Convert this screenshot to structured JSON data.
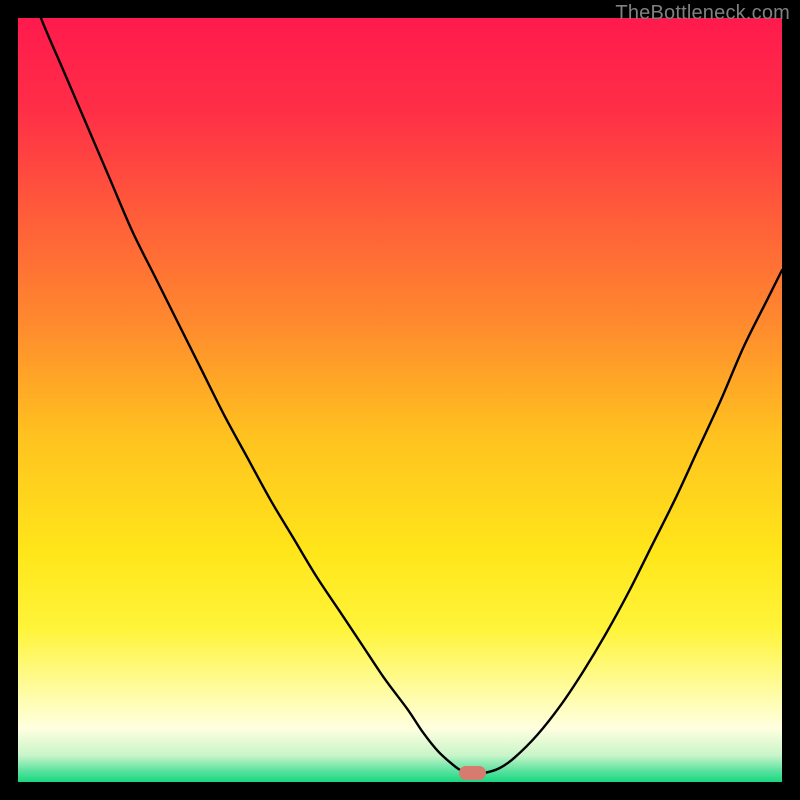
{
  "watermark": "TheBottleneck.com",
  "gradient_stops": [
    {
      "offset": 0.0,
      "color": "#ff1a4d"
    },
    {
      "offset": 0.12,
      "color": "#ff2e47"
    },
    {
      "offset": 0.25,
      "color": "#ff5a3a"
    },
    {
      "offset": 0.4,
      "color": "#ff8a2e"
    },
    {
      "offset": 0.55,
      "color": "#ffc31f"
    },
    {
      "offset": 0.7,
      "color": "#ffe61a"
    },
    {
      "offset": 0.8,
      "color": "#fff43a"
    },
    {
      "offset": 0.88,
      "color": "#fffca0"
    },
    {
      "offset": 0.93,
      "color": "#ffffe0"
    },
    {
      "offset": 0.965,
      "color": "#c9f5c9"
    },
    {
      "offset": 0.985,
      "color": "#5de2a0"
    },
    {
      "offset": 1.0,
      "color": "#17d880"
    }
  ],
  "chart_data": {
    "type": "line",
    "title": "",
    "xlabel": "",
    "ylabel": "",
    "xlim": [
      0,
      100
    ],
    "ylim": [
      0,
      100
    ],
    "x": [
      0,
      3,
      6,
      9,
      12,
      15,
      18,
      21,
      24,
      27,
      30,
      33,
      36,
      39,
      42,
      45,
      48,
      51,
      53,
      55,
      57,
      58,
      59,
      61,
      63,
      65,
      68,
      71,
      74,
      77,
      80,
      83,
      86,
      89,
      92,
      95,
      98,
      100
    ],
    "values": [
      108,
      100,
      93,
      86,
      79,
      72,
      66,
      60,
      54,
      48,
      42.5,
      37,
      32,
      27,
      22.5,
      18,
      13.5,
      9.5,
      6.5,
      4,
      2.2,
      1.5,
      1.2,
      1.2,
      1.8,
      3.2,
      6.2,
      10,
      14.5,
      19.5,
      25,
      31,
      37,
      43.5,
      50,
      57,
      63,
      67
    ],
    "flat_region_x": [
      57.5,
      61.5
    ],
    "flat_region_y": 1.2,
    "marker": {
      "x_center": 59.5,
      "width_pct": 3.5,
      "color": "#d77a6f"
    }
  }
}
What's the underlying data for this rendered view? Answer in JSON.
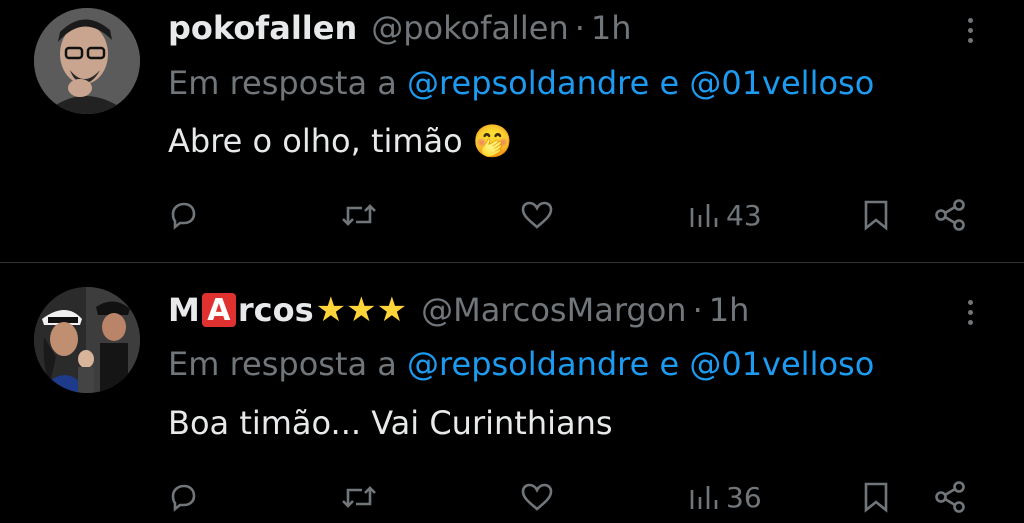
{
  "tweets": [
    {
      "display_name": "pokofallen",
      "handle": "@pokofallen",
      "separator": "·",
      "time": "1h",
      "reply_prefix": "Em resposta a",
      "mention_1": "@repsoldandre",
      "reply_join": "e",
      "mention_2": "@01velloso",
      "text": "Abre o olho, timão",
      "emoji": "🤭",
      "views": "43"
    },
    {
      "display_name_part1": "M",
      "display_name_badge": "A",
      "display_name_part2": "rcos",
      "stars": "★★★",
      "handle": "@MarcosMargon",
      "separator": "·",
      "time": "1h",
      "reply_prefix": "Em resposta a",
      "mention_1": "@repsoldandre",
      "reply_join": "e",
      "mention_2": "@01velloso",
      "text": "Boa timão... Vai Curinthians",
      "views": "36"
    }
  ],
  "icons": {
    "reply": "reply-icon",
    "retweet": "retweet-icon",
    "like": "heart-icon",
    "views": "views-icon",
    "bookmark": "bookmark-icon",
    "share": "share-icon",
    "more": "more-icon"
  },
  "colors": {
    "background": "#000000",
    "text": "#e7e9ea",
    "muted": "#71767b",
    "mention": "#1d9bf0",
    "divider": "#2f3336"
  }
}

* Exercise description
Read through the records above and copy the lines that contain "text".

* Response box
      "text": "Abre o olho, timão",
      "text": "Boa timão... Vai Curinthians",
    "text": "#e7e9ea",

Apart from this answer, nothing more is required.